I come to this work through a path that started in accounting and information technology, then knowledge management. There’s more about that in the first part of the second video in the Creativity Chats series that I am doing with Paulina Larocca, so I won’t repeat that here, you can watch the video, here https://youtu.be/1jxUgHyTRDk

Our exchange started from your question about employee disengagement and ways to decrease it; usually people talk about increasing employee engagement rather than decreasing employee disengagement. I know I sent you a blog post from another site as well as the one on mine and that you are looking to put some dollars behind that. I think if you take figures from the Gallup studies that look at the consequences of increasing employee engagement by 10%, for example, it is going to give you the numbers you’re looking for its just that it’s the opposite of how you been thinking about it.

The creative leadership work that I talk about on my blog can be seen as a contributing factor in improving employee engagement so you may want to consider that too.

Anyway I hope this all helps let me know if you have questions.

Best Regards,
Stephanie

Why Creative Leadership is good for your organisation

Let’s first start with: what is Creative Leadership?

Creative Leadership takes more calculated risks and keeps innovating in how they lead and communicate. They are ready to upset the status quo even if it is successful and are committed to ongoing experimentation with disruptive business solutions

In a 2010 study done by IBM (and cited in this HBR article) organisations that had creative leaders had 6 times higher revenue growth and planned to get 20% of their revenue from new sources in the near future.) The article also cites increased employee engagement as an outcome of Creative Leadership.  

Why does this matter?

Well the revenue/profit connection is clear (I hope). But what does Employee Engagement have to do with anything?

Well, employees who are engaged in their jobs/careers are more productive, which leads to increased profitability.
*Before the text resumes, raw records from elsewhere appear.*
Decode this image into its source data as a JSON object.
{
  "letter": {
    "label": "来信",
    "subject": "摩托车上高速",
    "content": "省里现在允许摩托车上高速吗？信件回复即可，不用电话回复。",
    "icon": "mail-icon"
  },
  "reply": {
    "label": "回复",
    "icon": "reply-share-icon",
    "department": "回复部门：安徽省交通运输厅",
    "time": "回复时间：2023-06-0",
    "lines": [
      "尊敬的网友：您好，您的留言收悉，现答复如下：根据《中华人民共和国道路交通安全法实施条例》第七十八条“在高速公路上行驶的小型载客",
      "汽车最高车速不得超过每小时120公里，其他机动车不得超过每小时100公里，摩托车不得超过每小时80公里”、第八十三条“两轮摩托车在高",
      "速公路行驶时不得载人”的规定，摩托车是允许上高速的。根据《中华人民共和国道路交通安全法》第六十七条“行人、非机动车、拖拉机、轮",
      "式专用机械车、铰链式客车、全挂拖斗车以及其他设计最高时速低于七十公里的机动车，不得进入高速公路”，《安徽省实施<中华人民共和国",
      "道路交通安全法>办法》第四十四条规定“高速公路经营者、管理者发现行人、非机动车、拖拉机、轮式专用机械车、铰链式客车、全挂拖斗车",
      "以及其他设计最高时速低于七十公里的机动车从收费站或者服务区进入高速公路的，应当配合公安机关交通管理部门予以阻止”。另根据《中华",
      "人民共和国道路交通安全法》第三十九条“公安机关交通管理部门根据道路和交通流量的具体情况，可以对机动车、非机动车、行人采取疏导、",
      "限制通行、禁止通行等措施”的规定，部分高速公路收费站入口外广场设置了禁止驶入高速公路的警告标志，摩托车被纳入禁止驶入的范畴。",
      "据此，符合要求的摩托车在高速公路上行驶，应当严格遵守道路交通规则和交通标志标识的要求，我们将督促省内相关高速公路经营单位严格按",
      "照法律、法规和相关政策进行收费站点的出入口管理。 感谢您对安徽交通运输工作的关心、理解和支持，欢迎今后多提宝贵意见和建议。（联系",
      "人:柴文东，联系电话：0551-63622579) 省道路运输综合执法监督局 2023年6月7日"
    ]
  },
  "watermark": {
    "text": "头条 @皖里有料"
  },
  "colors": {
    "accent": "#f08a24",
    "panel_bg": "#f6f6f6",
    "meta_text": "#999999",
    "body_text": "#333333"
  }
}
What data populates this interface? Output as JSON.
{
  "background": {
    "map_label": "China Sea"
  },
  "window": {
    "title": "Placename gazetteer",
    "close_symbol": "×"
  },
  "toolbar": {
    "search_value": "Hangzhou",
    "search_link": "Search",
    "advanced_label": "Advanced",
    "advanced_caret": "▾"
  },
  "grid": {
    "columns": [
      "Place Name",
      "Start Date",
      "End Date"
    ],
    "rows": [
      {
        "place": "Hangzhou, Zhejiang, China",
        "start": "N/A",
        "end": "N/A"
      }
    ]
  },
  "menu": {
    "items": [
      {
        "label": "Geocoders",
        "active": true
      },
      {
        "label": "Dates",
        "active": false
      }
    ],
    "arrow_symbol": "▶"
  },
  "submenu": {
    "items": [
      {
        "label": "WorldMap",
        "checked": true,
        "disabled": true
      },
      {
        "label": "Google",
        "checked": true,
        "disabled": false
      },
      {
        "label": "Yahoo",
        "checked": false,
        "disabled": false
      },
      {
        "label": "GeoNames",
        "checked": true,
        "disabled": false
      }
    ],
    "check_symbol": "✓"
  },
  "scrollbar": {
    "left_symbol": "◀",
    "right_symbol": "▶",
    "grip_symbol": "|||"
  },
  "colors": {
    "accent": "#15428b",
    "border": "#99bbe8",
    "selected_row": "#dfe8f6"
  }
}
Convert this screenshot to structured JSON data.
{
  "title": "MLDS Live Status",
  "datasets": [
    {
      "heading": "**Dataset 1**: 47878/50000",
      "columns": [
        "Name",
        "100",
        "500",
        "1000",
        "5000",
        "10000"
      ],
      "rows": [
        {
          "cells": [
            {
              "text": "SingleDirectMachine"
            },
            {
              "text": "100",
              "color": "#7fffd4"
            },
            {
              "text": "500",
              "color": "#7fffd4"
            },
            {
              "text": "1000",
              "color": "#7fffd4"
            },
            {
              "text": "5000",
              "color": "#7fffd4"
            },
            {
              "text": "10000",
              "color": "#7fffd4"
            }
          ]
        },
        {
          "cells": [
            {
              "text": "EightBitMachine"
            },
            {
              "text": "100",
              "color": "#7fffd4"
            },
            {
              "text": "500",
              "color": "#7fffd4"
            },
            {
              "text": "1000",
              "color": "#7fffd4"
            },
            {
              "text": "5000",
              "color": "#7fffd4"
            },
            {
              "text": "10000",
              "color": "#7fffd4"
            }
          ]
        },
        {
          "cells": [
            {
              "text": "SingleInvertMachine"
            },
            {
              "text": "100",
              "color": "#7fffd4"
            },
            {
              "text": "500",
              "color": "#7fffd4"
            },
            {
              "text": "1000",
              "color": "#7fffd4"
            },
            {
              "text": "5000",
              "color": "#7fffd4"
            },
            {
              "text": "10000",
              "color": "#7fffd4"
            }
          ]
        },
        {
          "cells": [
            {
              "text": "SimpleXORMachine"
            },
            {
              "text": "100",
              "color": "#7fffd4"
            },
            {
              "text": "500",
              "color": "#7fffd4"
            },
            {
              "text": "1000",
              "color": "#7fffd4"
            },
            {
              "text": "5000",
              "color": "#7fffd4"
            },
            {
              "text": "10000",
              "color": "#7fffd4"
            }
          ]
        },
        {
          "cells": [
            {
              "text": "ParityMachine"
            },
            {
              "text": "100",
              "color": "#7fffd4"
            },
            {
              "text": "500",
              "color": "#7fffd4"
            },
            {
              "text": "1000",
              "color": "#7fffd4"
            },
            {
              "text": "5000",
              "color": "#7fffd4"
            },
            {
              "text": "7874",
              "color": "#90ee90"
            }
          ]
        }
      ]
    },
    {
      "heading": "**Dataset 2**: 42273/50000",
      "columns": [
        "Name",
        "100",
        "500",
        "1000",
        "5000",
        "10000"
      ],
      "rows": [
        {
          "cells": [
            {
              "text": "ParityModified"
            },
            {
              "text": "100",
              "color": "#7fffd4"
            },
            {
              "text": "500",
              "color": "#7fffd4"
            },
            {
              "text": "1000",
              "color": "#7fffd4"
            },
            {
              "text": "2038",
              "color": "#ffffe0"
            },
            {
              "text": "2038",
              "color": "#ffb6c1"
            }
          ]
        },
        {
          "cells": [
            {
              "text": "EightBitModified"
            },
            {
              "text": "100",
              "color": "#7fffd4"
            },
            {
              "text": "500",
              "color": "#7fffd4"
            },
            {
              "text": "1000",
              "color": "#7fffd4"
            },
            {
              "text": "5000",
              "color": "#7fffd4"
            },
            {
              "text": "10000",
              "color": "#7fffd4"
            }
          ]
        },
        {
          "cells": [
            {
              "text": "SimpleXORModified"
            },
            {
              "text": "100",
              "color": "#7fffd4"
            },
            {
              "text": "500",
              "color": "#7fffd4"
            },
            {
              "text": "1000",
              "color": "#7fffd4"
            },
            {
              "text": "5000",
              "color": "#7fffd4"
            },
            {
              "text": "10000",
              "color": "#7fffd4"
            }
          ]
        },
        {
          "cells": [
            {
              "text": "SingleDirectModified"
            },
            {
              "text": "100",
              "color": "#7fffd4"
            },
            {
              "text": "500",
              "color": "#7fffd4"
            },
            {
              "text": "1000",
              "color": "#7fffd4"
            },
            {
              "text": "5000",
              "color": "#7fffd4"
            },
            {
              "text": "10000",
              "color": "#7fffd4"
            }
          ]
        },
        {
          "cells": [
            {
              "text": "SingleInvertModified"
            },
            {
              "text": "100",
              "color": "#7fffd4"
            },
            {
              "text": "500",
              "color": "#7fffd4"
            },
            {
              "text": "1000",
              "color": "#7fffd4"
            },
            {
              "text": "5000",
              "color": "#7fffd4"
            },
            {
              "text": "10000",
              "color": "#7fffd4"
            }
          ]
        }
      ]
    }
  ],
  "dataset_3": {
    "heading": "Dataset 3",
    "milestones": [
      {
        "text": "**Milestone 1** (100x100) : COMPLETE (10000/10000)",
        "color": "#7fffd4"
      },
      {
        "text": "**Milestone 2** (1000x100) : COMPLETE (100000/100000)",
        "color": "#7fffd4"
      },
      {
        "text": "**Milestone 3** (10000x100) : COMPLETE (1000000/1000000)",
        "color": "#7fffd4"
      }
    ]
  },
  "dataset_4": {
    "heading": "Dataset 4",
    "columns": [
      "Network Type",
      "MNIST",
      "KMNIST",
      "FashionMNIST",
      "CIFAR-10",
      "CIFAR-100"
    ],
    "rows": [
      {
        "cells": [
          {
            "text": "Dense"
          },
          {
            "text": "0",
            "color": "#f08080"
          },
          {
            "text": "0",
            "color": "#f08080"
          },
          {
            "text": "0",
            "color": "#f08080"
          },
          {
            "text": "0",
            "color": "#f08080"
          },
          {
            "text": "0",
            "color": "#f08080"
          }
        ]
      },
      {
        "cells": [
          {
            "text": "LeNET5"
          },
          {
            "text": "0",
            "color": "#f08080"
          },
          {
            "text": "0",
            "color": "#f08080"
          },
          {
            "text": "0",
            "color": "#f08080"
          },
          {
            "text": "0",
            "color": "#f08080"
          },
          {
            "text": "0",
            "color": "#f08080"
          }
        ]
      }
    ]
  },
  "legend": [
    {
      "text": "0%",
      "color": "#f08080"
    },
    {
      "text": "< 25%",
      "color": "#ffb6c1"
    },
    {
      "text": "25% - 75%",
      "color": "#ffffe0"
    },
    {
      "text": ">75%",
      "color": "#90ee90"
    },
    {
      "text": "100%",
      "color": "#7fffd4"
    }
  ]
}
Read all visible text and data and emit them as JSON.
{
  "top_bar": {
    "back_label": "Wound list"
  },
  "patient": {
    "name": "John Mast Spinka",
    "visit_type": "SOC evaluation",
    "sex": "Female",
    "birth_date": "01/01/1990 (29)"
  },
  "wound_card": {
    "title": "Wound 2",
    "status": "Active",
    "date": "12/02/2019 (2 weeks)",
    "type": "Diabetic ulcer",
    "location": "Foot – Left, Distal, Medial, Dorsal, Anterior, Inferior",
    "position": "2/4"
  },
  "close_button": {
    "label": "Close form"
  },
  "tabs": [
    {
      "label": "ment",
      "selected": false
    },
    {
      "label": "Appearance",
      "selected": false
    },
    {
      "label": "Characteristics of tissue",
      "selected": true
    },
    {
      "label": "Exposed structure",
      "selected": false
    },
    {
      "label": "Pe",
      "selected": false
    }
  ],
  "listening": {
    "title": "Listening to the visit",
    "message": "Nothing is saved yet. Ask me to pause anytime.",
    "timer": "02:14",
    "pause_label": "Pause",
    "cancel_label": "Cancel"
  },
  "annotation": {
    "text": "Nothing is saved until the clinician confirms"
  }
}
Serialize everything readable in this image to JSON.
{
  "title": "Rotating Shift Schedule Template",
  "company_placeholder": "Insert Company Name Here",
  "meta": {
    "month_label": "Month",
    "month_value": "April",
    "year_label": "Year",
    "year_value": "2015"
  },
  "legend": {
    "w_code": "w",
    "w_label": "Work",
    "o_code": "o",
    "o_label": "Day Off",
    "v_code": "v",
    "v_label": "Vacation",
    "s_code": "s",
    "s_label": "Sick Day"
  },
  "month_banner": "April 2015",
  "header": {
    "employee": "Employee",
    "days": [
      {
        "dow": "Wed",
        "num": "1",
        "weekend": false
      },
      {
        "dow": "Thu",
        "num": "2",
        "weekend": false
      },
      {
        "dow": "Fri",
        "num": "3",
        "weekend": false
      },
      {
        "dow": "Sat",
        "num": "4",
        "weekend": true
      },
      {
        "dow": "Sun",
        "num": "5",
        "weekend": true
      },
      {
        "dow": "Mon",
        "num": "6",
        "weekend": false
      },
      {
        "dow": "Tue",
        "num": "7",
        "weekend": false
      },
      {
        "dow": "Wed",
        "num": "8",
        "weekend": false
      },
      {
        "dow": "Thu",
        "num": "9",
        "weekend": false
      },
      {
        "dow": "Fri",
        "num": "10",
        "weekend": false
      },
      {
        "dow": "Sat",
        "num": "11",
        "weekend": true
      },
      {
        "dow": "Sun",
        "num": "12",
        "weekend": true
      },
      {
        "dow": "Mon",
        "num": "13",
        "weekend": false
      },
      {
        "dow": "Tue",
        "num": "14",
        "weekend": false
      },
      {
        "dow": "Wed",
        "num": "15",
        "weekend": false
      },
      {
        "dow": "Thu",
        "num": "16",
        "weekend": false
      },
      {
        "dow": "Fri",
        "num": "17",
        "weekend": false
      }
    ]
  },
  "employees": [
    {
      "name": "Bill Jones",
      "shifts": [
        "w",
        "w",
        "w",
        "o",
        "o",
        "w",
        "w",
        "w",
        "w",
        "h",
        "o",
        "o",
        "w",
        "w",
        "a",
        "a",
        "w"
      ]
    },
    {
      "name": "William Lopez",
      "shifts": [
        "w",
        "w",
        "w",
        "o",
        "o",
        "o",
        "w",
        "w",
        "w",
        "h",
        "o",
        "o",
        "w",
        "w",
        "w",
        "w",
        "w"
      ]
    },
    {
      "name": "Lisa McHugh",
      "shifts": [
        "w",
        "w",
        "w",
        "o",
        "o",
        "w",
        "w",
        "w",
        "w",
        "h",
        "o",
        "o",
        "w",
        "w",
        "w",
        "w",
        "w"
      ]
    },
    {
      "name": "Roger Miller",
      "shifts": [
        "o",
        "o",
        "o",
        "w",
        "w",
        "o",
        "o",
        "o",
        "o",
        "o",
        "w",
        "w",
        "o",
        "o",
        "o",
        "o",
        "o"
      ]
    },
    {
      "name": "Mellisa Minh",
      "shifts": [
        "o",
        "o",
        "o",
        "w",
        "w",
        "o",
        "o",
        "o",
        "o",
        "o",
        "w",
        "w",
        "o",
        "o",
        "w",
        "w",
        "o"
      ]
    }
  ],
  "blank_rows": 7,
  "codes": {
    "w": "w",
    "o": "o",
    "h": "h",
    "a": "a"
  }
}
Because they are more engaged there is less absenteeism, increased loyalty, higher retention and thus lower turnover.

Employees who are satisfied and engaged are better at solving problems and engaging with customers (from the previously cited HBR article).

So, how do you bring Creative Leadership to your organisation?

Create a culture where it is okay to try and fail, a culture where it is acceptable to question the status quo, to unlearn and selectively forget past successes, and co-create new products and services with employees, customers, partners, and the wider community. Help staff re-learn how to be creative, because it was educated out of them. 

Creative Leadership isn’t just about those higher up in the hierarchy having these skills, this is about everyone having these skills. In the knowledge economy, everyone is a leader and everyone is a follower. Creative Leaders create more Creative Leaders.